#### TASK DESCRIPTION
Check each line of the listing for the word "icon" and report the ones that have it.
══════════════════════════════
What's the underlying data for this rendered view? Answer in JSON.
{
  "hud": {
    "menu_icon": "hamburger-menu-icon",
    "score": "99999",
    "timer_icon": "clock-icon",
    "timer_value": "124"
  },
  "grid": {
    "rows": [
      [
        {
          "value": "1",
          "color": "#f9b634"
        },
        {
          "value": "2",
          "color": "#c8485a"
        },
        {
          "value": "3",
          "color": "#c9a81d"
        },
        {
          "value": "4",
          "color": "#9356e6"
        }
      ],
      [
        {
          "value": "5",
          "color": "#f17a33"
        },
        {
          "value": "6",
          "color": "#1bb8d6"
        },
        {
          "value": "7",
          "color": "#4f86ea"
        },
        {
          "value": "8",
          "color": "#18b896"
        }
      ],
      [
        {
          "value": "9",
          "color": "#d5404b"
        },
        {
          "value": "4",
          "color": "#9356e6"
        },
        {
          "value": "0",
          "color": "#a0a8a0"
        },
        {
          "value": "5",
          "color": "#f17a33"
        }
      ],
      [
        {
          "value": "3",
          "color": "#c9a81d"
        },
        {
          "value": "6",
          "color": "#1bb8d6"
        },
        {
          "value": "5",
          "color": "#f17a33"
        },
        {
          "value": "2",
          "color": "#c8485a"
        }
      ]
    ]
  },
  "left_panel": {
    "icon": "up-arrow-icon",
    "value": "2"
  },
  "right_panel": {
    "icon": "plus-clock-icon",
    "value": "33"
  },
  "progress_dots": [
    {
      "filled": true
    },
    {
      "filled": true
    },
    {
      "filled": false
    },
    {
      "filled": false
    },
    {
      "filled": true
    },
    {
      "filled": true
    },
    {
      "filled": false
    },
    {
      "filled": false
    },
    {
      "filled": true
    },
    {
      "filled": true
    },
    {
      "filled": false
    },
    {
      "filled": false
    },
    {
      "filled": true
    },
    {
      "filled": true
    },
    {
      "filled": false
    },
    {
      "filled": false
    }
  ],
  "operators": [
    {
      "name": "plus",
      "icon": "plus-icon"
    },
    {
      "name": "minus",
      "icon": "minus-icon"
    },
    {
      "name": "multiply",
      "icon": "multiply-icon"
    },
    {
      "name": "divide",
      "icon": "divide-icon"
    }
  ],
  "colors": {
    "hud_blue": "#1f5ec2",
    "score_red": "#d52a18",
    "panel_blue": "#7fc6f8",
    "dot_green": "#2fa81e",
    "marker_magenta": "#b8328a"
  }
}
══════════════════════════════
#### TASK SOLUTION
    "menu_icon": "hamburger-menu-icon",
    "timer_icon": "clock-icon",
    "icon": "up-arrow-icon",
    "icon": "plus-clock-icon",
      "icon": "plus-icon"
      "icon": "minus-icon"
      "icon": "multiply-icon"
      "icon": "divide-icon"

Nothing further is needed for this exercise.